Abdurraqib, Hanif’s “They Can’t Kill Us Until They Kill Us”
(Note: In an effort to be transparent, I wrote this book discussion as a college paper because I was paid to do so. If you are looking for real book discussions, you can see them in my book reviews section. This book will appear there shortly.)
Hanif Abdurraqib’s essay narrative “I Wasn’t Brought Here, I Was Born: Surviving Punk Rock Long Enough To Find Afropunk” is from the book They Can’t Kill Us Until They Kill Us. This short narrative brings to light the issues of race within the punk rock music scene. The author discusses the a variety of contradictory aspects of the music culture most notably how its rebel image is oppositional to many realities within the scene.
Hanif reveals himself as a fan of punk rock, citing bands and different venues as he correlates these elements with incidents that make him question the authenticity of the rebel image of punk. This question of authenticity forms the conflict of the narrative, which is intrinsic to Hanif. This conflict goes unnoticed by the many fans of punk rock that Hanif describes as they do not see the contradiction in the inclusive rebel image with incidents of white male dominated scenes where even amongst the marginalized people of color and women are marginalized.

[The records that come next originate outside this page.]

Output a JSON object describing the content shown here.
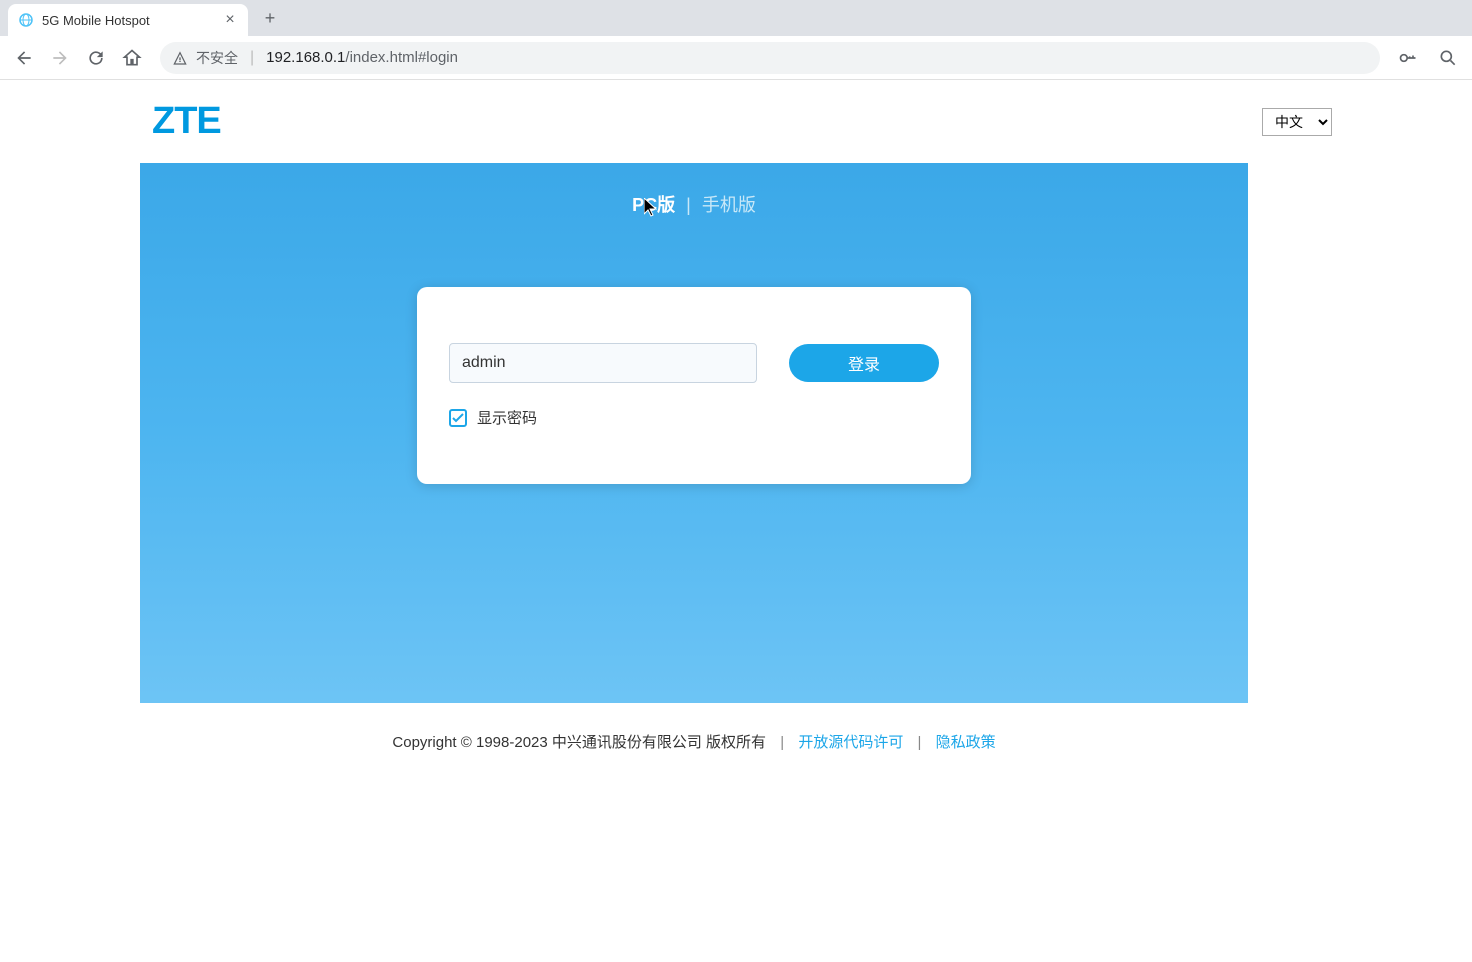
{
  "browser": {
    "tab_title": "5G Mobile Hotspot",
    "security_label": "不安全",
    "url_host": "192.168.0.1",
    "url_path": "/index.html#login"
  },
  "header": {
    "logo_text": "ZTE",
    "language_selected": "中文"
  },
  "tabs": {
    "pc_label": "PC版",
    "mobile_label": "手机版"
  },
  "login": {
    "password_value": "admin",
    "login_button": "登录",
    "show_password_label": "显示密码",
    "show_password_checked": true
  },
  "footer": {
    "copyright": "Copyright © 1998-2023 中兴通讯股份有限公司 版权所有",
    "link1": "开放源代码许可",
    "link2": "隐私政策"
  }
}
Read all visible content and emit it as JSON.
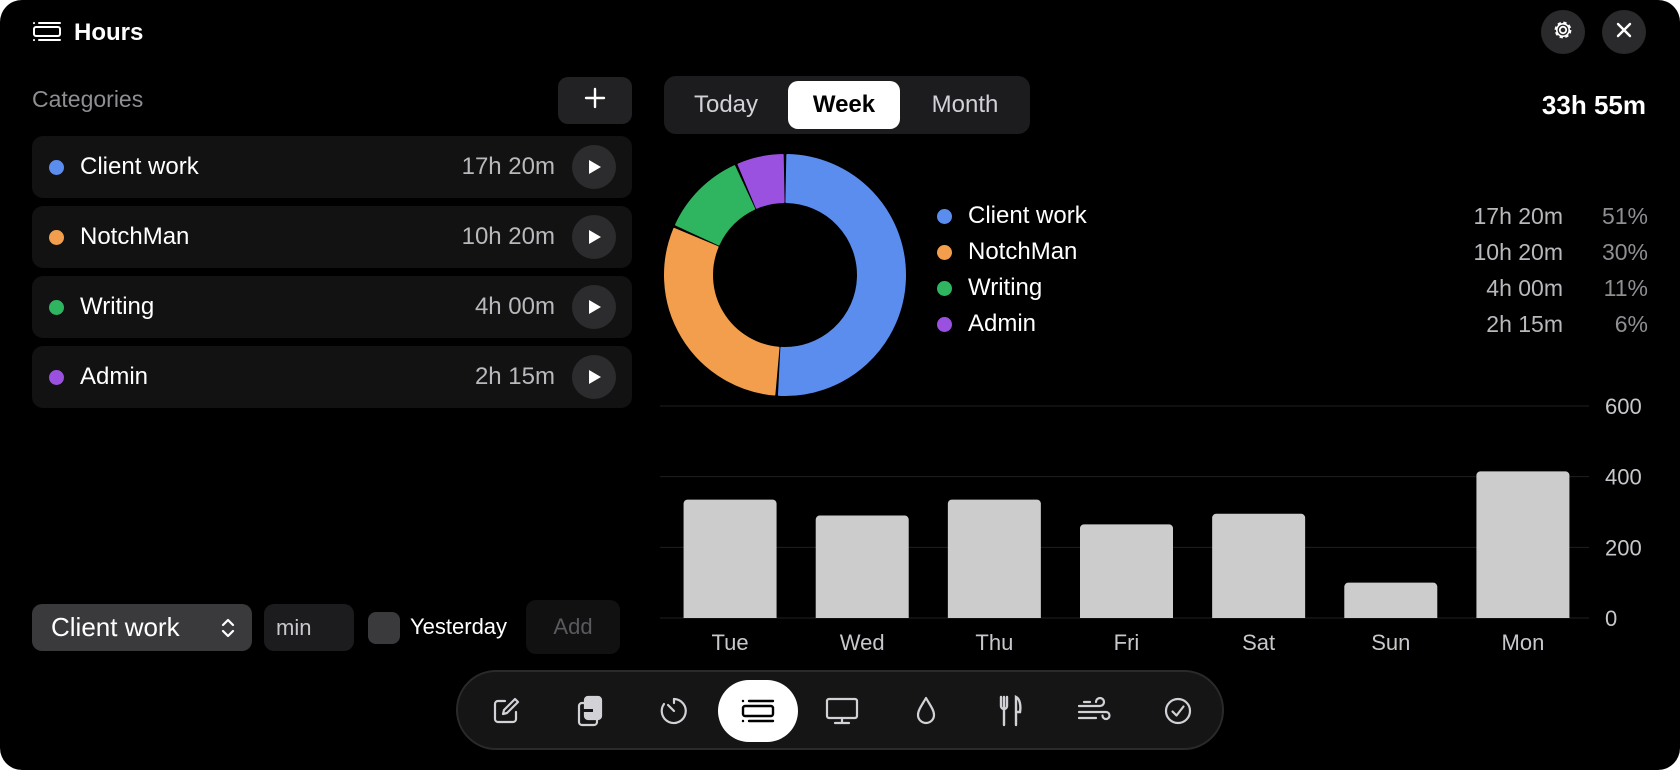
{
  "header": {
    "title": "Hours",
    "settings_icon": "gear-icon",
    "close_icon": "close-icon"
  },
  "categories": {
    "label": "Categories",
    "add_icon": "plus-icon",
    "items": [
      {
        "name": "Client work",
        "time": "17h 20m",
        "color": "#5b8def"
      },
      {
        "name": "NotchMan",
        "time": "10h 20m",
        "color": "#f29e4c"
      },
      {
        "name": "Writing",
        "time": "4h 00m",
        "color": "#2fb45f"
      },
      {
        "name": "Admin",
        "time": "2h 15m",
        "color": "#9b51e0"
      }
    ]
  },
  "entry_form": {
    "category_selected": "Client work",
    "minutes_placeholder": "min",
    "yesterday_label": "Yesterday",
    "yesterday_checked": false,
    "add_label": "Add"
  },
  "period_tabs": {
    "items": [
      "Today",
      "Week",
      "Month"
    ],
    "active": "Week"
  },
  "total": "33h 55m",
  "legend": [
    {
      "name": "Client work",
      "time": "17h 20m",
      "percent": "51%",
      "color": "#5b8def"
    },
    {
      "name": "NotchMan",
      "time": "10h 20m",
      "percent": "30%",
      "color": "#f29e4c"
    },
    {
      "name": "Writing",
      "time": "4h 00m",
      "percent": "11%",
      "color": "#2fb45f"
    },
    {
      "name": "Admin",
      "time": "2h 15m",
      "percent": "6%",
      "color": "#9b51e0"
    }
  ],
  "chart_data": [
    {
      "type": "pie",
      "categories": [
        "Client work",
        "NotchMan",
        "Writing",
        "Admin"
      ],
      "values": [
        1040,
        620,
        240,
        135
      ],
      "colors": [
        "#5b8def",
        "#f29e4c",
        "#2fb45f",
        "#9b51e0"
      ]
    },
    {
      "type": "bar",
      "categories": [
        "Tue",
        "Wed",
        "Thu",
        "Fri",
        "Sat",
        "Sun",
        "Mon"
      ],
      "values": [
        335,
        290,
        335,
        265,
        295,
        100,
        415
      ],
      "ylim": [
        0,
        600
      ],
      "yticks": [
        0,
        200,
        400,
        600
      ],
      "bar_color": "#cccccc",
      "grid": true
    }
  ],
  "dock": {
    "items": [
      {
        "icon": "compose-icon",
        "active": false
      },
      {
        "icon": "clipboard-icon",
        "active": false
      },
      {
        "icon": "timer-icon",
        "active": false
      },
      {
        "icon": "hours-list-icon",
        "active": true
      },
      {
        "icon": "display-icon",
        "active": false
      },
      {
        "icon": "water-drop-icon",
        "active": false
      },
      {
        "icon": "fork-knife-icon",
        "active": false
      },
      {
        "icon": "wind-icon",
        "active": false
      },
      {
        "icon": "checkmark-circle-icon",
        "active": false
      }
    ]
  }
}
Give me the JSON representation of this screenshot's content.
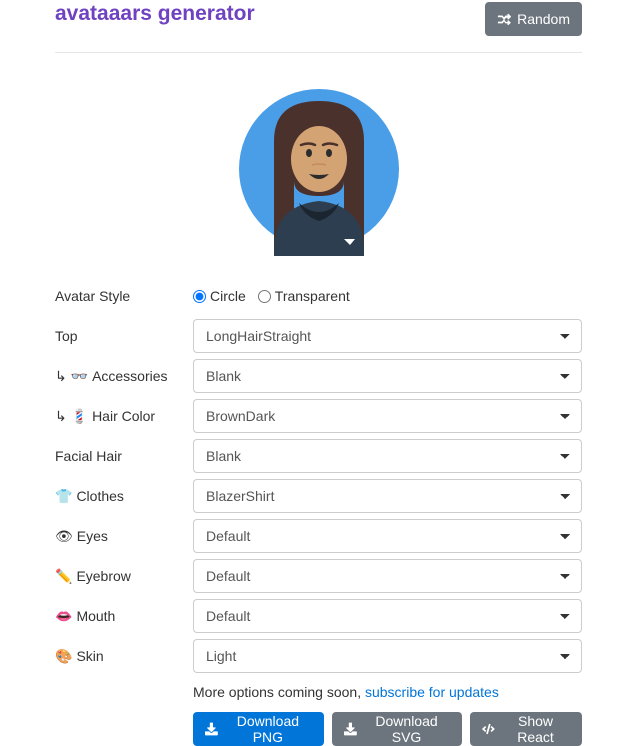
{
  "header": {
    "title": "avataaars generator",
    "random_label": "Random"
  },
  "style": {
    "label": "Avatar Style",
    "option_circle": "Circle",
    "option_transparent": "Transparent",
    "selected": "Circle"
  },
  "fields": {
    "top": {
      "label": "Top",
      "value": "LongHairStraight"
    },
    "accessories": {
      "prefix": "↳ 👓",
      "label": "Accessories",
      "value": "Blank"
    },
    "hair_color": {
      "prefix": "↳ 💈",
      "label": "Hair Color",
      "value": "BrownDark"
    },
    "facial_hair": {
      "label": "Facial Hair",
      "value": "Blank"
    },
    "clothes": {
      "prefix": "👕",
      "label": "Clothes",
      "value": "BlazerShirt"
    },
    "eyes": {
      "prefix": "👁",
      "label": "Eyes",
      "value": "Default"
    },
    "eyebrow": {
      "prefix": "✏️",
      "label": "Eyebrow",
      "value": "Default"
    },
    "mouth": {
      "prefix": "👄",
      "label": "Mouth",
      "value": "Default"
    },
    "skin": {
      "prefix": "🎨",
      "label": "Skin",
      "value": "Light"
    }
  },
  "footer": {
    "text": "More options coming soon, ",
    "link": "subscribe for updates"
  },
  "buttons": {
    "download_png": "Download PNG",
    "download_svg": "Download SVG",
    "show_react": "Show React"
  },
  "colors": {
    "accent": "#6f42c1",
    "button_primary": "#0275d8",
    "button_secondary": "#6c757d"
  }
}
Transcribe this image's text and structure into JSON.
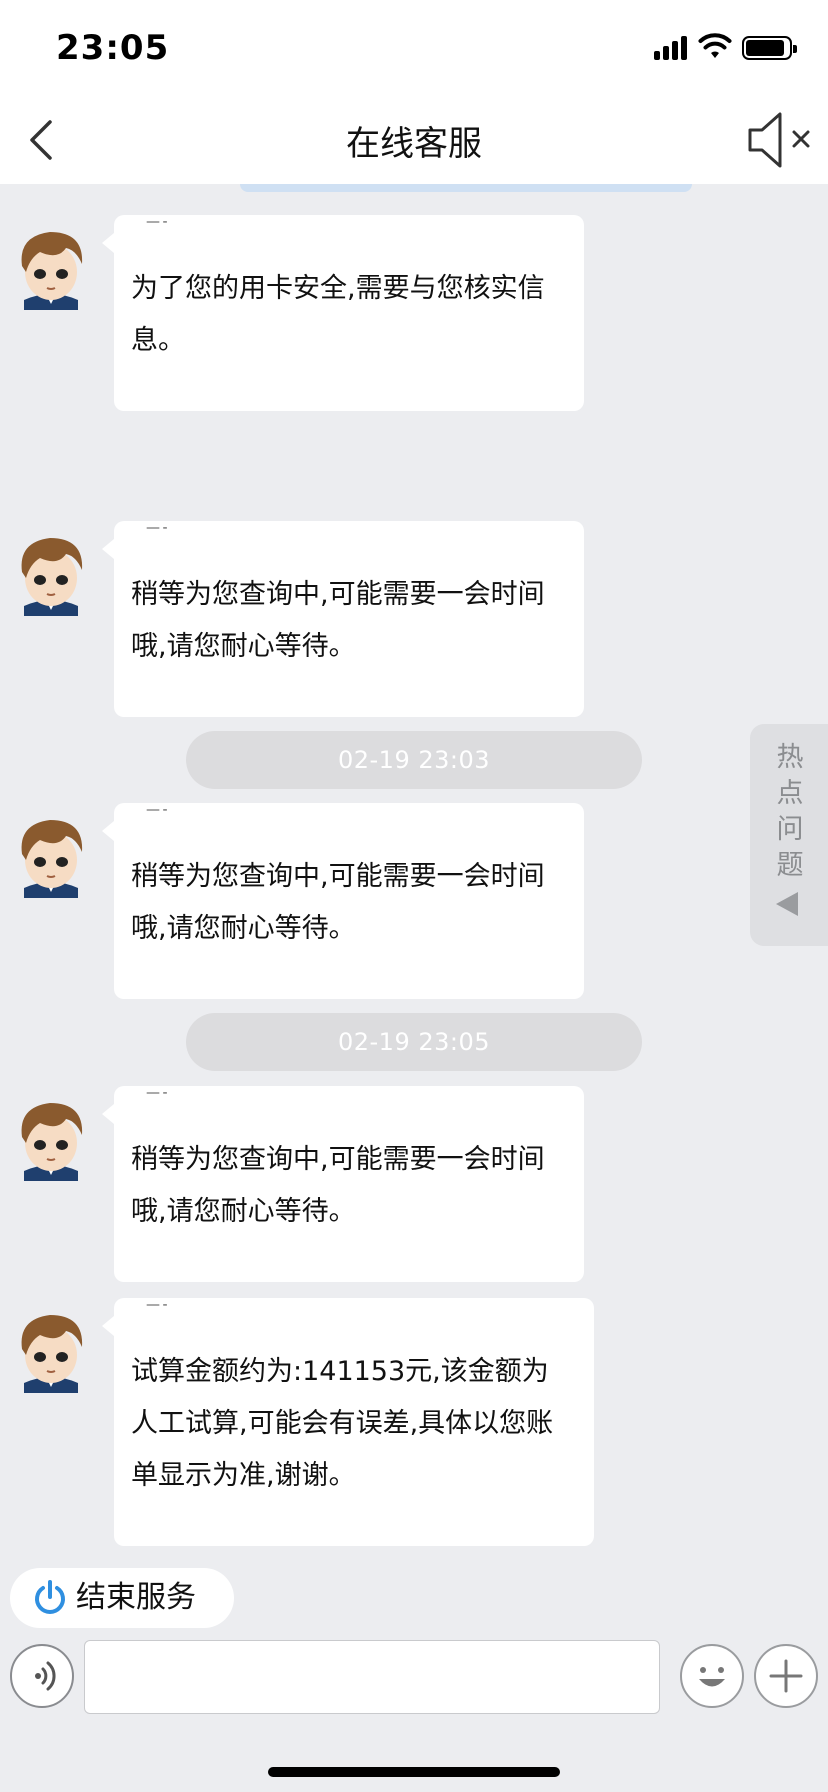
{
  "status_bar": {
    "time": "23:05"
  },
  "nav": {
    "title": "在线客服",
    "back_icon": "chevron-left-icon",
    "mute_icon": "speaker-mute-icon"
  },
  "messages": [
    {
      "text": "为了您的用卡安全,需要与您核实信息。"
    },
    {
      "text": "稍等为您查询中,可能需要一会时间哦,请您耐心等待。"
    },
    {
      "text": "稍等为您查询中,可能需要一会时间哦,请您耐心等待。"
    },
    {
      "text": "稍等为您查询中,可能需要一会时间哦,请您耐心等待。"
    },
    {
      "text": "试算金额约为:141153元,该金额为人工试算,可能会有误差,具体以您账单显示为准,谢谢。"
    }
  ],
  "timestamps": [
    "02-19 23:03",
    "02-19 23:05"
  ],
  "hot_questions": {
    "label": "热点问题"
  },
  "end_service": {
    "label": "结束服务",
    "icon": "power-icon"
  },
  "input": {
    "value": "",
    "placeholder": ""
  },
  "colors": {
    "background": "#ecedf0",
    "bubble": "#ffffff",
    "accent": "#2f8fe0",
    "timestamp_pill": "#dcdcde"
  }
}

The narrative follows the classic story telling structure of introduction, complications, climax, and conclusion as Hanif winds his story through several events which start with the realization of the racial issue, going from an attendee to a witness of the violence and racism, ultimately climaxing in a black kid falling unconscious in a sea of uncaring white people ignoring his dangerous plight. Hanif concludes the story, not rejecting the shows, but limiting attendance, and alluding to the need to perhaps be at these shows for the sake of other persons of color.
There are several themes in this story but the author presses the idea of hypocrisy and bigotry in the concept of punk rock, which highlights a struggle to overcome racism in an opaque form of rebellion. Seeing this contradiction in thought and action readily shows the reader the message of racism’s deep roots unescapable even in a scene of people who are rejected and reject society.
Hanif likely told his story in this way in order to use the emotional force of his experiences to support the argument that racism transcends identity and roles even in the most rebellious of communities. Using this personal narrative approach, Hanif creates visual imagery to bolster the story’s theme with visual elements like “a monochromatic sea crashed against itself” to describe the hypocrisy of a white band singing don’t call me white (Abdurraqib, 2017). This is a powerful rhetoric that provides the reader a clear insight to the bigotry and racism problem that permeates all cultures.
For those who remember the rise and fall of the punk scene of the seventies and eighties, this essay demands reading, providing an deeper insight into an unsustainable music and culture.
Abdurraqib, H. (2017). They Can’t Kill Us Until They Kill Us. Two Dollar Radio; Kindle edition.
Vincent Triola. Thu, May 13, 2021. “I Wasn’t Brought Here, I Was Born: Surviving Punk Rock Long Enough To Find Afropunk” Retrieved from https://vincenttriola.com/blogs/ten-years-of-academic-writing/i-wasn-t-brought-here-i-was-born-surviving-punk-rock-long-enough-to-find-afropunk